The Time Course of Breathiness and Laryngealizationn in Vowels

Barbara Blankenship


In a language where breathiness or laryngealization is a contrastive property of vowels, such non-modal phonation lasts longer and may be of greater magnitude than in a language where it is an accident of consonant context. In Tagalog, breathy phonation occurs incidentally on vowels after /h/, and laryngealized phonation occurs after glottal stops. Mazatec, on the other hand, employs breathy and laryngealized vowels as separate phonemes that contrast with modal vowels.  Several acoustic measures show that the difference between nonrnodal and modal vowels is stronger and lasts longer in Mazatec than in Tagalog. Contrary to expectations, cross-speaker variation is not greater in Tagalog.

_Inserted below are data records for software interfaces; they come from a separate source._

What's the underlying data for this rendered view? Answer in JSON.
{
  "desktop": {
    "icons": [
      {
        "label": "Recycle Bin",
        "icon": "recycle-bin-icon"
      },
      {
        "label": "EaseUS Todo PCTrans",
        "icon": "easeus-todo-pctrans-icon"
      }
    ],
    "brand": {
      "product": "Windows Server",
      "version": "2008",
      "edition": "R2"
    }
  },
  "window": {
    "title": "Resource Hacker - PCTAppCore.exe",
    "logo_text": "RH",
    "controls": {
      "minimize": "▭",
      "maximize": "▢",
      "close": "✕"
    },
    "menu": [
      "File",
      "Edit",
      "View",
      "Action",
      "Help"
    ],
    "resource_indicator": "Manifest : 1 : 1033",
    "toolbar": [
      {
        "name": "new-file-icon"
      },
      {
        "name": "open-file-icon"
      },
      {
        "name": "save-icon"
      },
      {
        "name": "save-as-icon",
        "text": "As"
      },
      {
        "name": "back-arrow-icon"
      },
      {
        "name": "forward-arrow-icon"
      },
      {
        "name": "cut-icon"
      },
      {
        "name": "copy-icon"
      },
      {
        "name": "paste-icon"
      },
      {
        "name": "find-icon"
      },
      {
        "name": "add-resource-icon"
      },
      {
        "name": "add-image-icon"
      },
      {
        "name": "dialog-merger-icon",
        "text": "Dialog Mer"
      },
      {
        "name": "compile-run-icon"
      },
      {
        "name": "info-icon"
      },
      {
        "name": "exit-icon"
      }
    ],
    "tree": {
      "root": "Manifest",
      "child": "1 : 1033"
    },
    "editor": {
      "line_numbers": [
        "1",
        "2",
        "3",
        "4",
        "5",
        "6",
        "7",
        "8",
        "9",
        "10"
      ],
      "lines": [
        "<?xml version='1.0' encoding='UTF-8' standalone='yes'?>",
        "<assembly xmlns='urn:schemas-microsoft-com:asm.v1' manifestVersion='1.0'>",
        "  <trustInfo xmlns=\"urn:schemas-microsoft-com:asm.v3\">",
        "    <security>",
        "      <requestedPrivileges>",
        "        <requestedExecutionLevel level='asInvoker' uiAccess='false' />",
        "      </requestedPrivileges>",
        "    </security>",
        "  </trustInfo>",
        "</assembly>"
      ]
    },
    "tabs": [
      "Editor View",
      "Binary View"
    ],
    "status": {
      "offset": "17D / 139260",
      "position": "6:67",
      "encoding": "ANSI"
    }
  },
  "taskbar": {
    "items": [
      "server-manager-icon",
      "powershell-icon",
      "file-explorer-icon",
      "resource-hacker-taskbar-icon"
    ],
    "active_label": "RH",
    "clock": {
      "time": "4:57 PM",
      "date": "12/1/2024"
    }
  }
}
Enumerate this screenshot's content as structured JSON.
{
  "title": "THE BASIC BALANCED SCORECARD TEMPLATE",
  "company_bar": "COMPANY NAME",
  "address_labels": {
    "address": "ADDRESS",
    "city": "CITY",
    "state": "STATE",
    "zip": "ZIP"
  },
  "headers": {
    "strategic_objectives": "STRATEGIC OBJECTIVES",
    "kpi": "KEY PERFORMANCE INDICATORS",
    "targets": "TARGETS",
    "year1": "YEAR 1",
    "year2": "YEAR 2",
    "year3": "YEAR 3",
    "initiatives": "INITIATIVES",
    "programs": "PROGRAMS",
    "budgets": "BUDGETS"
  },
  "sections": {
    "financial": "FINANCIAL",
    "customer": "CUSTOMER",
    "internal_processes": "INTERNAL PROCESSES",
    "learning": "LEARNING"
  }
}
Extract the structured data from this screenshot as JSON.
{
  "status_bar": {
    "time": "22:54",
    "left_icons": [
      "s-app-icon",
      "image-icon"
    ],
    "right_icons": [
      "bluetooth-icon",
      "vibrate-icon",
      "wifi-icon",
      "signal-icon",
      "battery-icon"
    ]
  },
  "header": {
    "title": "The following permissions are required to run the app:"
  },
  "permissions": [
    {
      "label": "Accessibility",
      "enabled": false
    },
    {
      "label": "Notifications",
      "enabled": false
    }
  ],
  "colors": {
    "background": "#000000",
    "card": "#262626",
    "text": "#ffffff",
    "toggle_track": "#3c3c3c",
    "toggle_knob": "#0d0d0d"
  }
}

The main experiment examined words from 6 male and 6 female speakers of each language. A second experiment used 4 male and 4 female speakers of Chong, 1 male speaker of Mpi, and 1 male and 10 female speakers of Navajo. Three breathy, 3 laryngealized, and 3 modal vowels from each speaker were analyzed. To determine the time course of phonation effects, measurements were made at 25 ms intervals through each vowel. The measurements were H1-H2 (hypothesized to reflect the open quotient of the glottal vibration), H1-F2 (an approximation of spectral slope, hypothesized to reflect the abruptness of vocal fold closure ), and cepstral peak prominence (a measure of periodicity).